(Reuters Health) - Soldiers who experience sleep problems during basic combat training may be more likely to struggle with psychological distress, attention difficulties, and anger issues during their entry into the military, a recent study suggests.
"These results show that it would probably be useful to check in with new soldiers over time because sleep problems can be a signal that a soldier is encountering difficulties," said Amanda Adrian, lead author of the study and a research psychologist at the Center for Military Psychiatry and Neuroscience at Walter Reed Army Institute of Research in Silver Spring, Maryland.
"Addressing sleep problems early on should help set soldiers up for success as they transition into their next unit of assignment," she said by email.
Thousands of U.S. service members who've been sent to operate along the Mexico border will receive a military award reserved for troops who "encounter no foreign armed opposition or imminent hostile action."
The Pentagon has authorized troops who have deployed to the border to assist U.S. Customs and Border Protection (CBP) since last April to receive the Armed Forces Service Medal. Details about the decision were included in a Marine Corps administrative message in response to authorization from the Defense Department.
There is no end date for the award since the operation remains ongoing.
A former sailor who was busted buying firearms with his military discount and then reselling some of them to criminals is proving to be a wealth of information for federal investigators.
Julio Pino used his iPhone to record most, if not all, of his sales, court documents said. He even went so far as to review the buyers' driver's license on camera.

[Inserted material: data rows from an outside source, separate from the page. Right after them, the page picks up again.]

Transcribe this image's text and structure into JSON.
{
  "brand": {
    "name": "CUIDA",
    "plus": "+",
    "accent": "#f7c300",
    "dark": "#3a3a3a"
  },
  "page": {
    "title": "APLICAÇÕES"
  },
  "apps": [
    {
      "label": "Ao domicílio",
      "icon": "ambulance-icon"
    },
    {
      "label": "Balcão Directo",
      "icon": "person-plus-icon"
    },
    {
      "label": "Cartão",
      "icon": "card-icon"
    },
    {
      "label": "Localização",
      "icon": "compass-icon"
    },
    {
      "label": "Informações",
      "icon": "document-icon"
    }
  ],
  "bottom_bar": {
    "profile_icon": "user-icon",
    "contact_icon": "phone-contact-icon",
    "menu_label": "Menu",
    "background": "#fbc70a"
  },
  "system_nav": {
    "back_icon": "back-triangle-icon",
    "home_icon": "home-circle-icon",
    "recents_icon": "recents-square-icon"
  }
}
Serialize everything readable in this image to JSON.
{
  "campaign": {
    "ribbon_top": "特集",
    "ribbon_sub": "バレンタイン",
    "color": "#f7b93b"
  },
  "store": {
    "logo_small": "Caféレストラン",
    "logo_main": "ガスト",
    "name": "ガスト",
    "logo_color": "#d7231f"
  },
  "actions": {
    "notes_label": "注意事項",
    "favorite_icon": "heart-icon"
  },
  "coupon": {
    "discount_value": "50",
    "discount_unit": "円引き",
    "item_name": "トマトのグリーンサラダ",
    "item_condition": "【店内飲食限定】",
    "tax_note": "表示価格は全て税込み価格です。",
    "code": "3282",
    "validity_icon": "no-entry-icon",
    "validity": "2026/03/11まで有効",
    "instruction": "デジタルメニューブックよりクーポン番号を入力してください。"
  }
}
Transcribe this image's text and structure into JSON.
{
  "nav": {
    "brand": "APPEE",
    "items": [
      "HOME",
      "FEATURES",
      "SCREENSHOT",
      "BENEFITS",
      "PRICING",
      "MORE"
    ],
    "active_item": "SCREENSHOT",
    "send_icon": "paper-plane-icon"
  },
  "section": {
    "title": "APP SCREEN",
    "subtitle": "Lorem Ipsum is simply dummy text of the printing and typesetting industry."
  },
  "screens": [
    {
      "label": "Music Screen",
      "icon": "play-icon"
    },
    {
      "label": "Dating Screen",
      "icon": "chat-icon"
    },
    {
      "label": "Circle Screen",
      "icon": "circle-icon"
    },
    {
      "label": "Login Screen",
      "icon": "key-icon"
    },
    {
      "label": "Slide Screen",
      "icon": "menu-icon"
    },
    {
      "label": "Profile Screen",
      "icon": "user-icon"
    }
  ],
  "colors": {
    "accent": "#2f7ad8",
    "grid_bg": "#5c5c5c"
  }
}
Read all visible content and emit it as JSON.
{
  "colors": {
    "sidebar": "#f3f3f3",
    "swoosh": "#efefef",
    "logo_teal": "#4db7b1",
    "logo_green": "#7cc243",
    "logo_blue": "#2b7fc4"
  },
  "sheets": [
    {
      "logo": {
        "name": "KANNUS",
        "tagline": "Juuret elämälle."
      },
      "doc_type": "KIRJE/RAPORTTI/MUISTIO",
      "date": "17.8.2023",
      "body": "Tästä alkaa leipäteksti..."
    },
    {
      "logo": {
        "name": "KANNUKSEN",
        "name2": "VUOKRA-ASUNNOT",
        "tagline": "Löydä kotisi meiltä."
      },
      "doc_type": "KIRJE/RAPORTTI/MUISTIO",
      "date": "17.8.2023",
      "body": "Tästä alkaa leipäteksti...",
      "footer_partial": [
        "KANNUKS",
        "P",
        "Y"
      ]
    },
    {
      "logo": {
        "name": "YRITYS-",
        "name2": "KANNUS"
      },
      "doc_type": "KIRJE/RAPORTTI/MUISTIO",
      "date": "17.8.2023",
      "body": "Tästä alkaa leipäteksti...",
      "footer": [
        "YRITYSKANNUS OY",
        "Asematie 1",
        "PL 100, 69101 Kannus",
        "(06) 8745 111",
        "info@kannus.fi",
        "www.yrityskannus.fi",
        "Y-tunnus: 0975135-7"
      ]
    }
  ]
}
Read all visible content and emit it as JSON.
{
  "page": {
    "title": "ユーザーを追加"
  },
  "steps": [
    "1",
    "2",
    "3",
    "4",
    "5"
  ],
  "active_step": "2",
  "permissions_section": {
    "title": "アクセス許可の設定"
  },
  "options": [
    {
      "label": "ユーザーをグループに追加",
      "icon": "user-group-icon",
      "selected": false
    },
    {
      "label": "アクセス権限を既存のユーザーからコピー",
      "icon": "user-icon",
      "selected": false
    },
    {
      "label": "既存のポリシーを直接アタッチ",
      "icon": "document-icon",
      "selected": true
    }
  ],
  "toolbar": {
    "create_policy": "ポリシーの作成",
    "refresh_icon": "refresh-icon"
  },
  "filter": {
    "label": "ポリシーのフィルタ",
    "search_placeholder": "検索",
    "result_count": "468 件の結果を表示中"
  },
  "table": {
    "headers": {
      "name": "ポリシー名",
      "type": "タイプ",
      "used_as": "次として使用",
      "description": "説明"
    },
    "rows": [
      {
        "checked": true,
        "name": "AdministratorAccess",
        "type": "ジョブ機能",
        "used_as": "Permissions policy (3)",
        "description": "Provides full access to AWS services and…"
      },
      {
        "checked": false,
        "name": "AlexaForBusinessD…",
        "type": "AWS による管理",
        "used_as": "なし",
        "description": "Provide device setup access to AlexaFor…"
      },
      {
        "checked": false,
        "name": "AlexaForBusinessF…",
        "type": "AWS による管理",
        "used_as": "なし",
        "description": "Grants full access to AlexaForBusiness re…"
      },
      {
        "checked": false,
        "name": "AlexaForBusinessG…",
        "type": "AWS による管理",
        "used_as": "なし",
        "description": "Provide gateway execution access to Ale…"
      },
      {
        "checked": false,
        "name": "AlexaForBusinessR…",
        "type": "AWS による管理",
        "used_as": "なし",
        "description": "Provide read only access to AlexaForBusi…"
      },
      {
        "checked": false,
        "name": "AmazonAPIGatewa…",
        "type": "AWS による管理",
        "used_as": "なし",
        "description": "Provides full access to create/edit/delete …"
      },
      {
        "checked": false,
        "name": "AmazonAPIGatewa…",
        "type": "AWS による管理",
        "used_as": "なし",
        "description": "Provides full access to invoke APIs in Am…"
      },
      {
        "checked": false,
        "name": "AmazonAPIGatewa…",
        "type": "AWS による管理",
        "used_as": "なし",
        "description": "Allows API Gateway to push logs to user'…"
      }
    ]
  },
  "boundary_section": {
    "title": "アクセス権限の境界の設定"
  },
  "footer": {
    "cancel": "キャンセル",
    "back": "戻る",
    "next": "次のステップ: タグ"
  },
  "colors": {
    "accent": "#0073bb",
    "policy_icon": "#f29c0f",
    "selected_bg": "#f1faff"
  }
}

It is unclear how many of Pino's customer's now face criminal charges of their own. Federal indictments generally don't provide that level of detail and Assistant U.S. Attorney William B. Jackson declined to comment.
It all began with a medical check.
Carson Thomas, a healthy and fit 20-year-old infantryman who had joined the Army after a brief stint in college, figured he should tell the medics about the pain in his groin he had been feeling. It was Feb. 12, 2012, and the senior medic looked him over and decided to send him to sick call at the base hospital.
It seemed almost routine, something the Army doctors would be able to diagnose and fix so he could get back to being a grunt.
Now looking back on what happened some seven years later, it was anything but routine.
The US military now has to ask the Iraqis for permission before giving close air support to troops in combat
U.S. forces must now ask the Iraqi military for permission to fly in Iraqi airspace before coming to the aid of U.S. troops under fire, a top military spokesman said.
However, the mandatory approval process is not expected to slow down the time it takes the U.S. military to launch close air support and casualty evacuation missions for troops in the middle of a fight, said Army Col. James Rawlinson, a spokesman for Combined Joint Task Force-Operation Inherent Resolve.